Growing room


My Amateur’s Dream tomato plant in the cage has blooms already. It’s not even May and this plant is ready to go.  We are expecting a few nights in the low 40’s Fahrenheit (approx. 5 C) so even if the flowers are pollinated the plant may not set fruit. Again, this plant is proving to be my earliest performer.

Amateur's Dream ready to go!

BLACK BERRY…no not the phone; the plant.

While mowing, I found that the Black Berry plant has began spreading. In the blurry photo below, you are looking at a shoot from the plant about 4 feet away. I accidentally mowed another shoot that was growing about 6 feet away. My 4 year old son stepped on yet another shoot growing about 3 feet away. My neighbor’s yard is only about 10 feet away from this plant. I can see I will have to manage this!
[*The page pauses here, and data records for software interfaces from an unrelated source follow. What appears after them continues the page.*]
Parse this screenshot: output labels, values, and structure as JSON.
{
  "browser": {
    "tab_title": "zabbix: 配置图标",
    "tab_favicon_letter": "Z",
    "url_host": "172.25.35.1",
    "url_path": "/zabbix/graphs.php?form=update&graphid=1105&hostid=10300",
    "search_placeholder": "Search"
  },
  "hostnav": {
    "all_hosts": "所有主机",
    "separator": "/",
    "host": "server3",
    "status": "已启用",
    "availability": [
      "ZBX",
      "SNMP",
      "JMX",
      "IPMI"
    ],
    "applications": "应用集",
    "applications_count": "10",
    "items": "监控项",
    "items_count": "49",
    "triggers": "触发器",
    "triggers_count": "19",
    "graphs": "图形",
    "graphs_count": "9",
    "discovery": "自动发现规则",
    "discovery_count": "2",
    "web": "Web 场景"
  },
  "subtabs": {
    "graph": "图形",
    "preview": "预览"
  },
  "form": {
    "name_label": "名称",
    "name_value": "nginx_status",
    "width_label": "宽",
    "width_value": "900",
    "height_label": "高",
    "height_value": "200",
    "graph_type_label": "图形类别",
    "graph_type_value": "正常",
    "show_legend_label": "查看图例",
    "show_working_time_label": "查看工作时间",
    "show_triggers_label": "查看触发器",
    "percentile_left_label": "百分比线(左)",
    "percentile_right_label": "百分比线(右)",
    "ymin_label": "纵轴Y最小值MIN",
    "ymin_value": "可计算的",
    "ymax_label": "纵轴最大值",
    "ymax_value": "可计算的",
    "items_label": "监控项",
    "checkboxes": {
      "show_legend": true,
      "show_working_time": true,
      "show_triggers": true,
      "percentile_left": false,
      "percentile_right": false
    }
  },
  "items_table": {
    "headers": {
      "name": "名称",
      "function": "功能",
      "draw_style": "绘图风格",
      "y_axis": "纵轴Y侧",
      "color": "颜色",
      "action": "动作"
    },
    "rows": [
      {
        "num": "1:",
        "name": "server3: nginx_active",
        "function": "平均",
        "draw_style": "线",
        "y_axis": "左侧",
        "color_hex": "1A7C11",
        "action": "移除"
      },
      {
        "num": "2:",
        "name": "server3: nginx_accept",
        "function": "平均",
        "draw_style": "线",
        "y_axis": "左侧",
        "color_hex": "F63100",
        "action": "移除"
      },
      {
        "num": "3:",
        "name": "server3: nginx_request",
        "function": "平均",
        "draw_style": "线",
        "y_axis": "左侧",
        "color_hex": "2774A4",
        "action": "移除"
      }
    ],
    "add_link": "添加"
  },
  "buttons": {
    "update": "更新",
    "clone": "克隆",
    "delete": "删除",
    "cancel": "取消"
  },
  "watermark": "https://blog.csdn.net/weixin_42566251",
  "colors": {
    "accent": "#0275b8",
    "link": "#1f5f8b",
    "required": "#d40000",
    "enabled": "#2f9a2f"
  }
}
World Conquest and Domination!


I’ve read in a couple of other blogs about their Piles. The Pile is basically a place where all manner of dead vegetation goes. I dug a hole and promptly filled it with dead plant matter. I have a composter but I am managing that differently and more carefully than the pile. We’ll see what comes of this.

The Pile. Where dead plants go to....mmmm...die?


My potatoes in bags and such are growing fast. I unfolded the bags completely and filled dirt again. I will pour dirt into them one more time in a few days and then I will wait for the harvest. My early potatoes may be ready to go by the end of May. My Kennebec potatoes will take longer.

Potatoes in the bag


I began attempting to grow Brandywine tomatoes after reading the book The 64 Dollar Tomato by William Alexander. I successfully grew them last season. Although they are a bit too sweet for me I liked them well enough to grow them again. You can find black, red, and pink varieties of Brandywine tomatoes. I am growing red ones here. The plant is Indeterminate and will grow to over 6 feet tall.  It is a potato-leaf tomato and its flowers are the type that will allow for cross breeding so if you want to save seeds from this plant you may want to isolate it to make sure you get the same tomato next season. The tomatoes are large and the plant produces well.

Brandywine before it reaches for the sky